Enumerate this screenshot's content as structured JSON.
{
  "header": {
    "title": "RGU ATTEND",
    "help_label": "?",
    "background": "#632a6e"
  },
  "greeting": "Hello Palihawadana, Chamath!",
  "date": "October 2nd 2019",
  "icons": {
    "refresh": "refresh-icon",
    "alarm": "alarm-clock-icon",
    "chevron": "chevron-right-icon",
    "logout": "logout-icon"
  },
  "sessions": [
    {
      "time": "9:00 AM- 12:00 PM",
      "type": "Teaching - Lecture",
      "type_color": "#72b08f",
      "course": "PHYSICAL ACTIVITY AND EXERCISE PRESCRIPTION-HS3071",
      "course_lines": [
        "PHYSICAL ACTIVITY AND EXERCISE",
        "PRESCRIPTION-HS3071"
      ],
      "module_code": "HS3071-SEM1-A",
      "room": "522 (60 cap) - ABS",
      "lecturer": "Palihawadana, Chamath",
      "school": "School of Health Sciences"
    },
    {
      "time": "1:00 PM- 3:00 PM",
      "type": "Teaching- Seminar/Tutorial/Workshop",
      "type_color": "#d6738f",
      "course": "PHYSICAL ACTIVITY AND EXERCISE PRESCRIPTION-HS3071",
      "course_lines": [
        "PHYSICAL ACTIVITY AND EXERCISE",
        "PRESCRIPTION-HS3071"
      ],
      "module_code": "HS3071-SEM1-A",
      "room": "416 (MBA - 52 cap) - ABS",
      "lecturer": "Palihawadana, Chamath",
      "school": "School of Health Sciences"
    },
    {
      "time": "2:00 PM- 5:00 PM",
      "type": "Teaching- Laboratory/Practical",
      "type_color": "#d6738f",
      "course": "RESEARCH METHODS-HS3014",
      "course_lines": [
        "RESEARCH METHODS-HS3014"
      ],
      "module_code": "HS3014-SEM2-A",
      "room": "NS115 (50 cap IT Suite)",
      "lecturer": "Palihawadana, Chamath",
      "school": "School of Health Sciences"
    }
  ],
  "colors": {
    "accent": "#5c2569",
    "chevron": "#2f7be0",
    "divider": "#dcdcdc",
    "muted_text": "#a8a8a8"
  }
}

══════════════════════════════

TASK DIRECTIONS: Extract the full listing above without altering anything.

YOUR RESPONSE:
Enumerate this screenshot's content as structured JSON.
{
  "header": {
    "title": "RGU ATTEND",
    "help_label": "?",
    "background": "#632a6e"
  },
  "greeting": "Hello Palihawadana, Chamath!",
  "date": "October 2nd 2019",
  "icons": {
    "refresh": "refresh-icon",
    "alarm": "alarm-clock-icon",
    "chevron": "chevron-right-icon",
    "logout": "logout-icon"
  },
  "sessions": [
    {
      "time": "9:00 AM- 12:00 PM",
      "type": "Teaching - Lecture",
      "type_color": "#72b08f",
      "course": "PHYSICAL ACTIVITY AND EXERCISE PRESCRIPTION-HS3071",
      "course_lines": [
        "PHYSICAL ACTIVITY AND EXERCISE",
        "PRESCRIPTION-HS3071"
      ],
      "module_code": "HS3071-SEM1-A",
      "room": "522 (60 cap) - ABS",
      "lecturer": "Palihawadana, Chamath",
      "school": "School of Health Sciences"
    },
    {
      "time": "1:00 PM- 3:00 PM",
      "type": "Teaching- Seminar/Tutorial/Workshop",
      "type_color": "#d6738f",
      "course": "PHYSICAL ACTIVITY AND EXERCISE PRESCRIPTION-HS3071",
      "course_lines": [
        "PHYSICAL ACTIVITY AND EXERCISE",
        "PRESCRIPTION-HS3071"
      ],
      "module_code": "HS3071-SEM1-A",
      "room": "416 (MBA - 52 cap) - ABS",
      "lecturer": "Palihawadana, Chamath",
      "school": "School of Health Sciences"
    },
    {
      "time": "2:00 PM- 5:00 PM",
      "type": "Teaching- Laboratory/Practical",
      "type_color": "#d6738f",
      "course": "RESEARCH METHODS-HS3014",
      "course_lines": [
        "RESEARCH METHODS-HS3014"
      ],
      "module_code": "HS3014-SEM2-A",
      "room": "NS115 (50 cap IT Suite)",
      "lecturer": "Palihawadana, Chamath",
      "school": "School of Health Sciences"
    }
  ],
  "colors": {
    "accent": "#5c2569",
    "chevron": "#2f7be0",
    "divider": "#dcdcdc",
    "muted_text": "#a8a8a8"
  }
}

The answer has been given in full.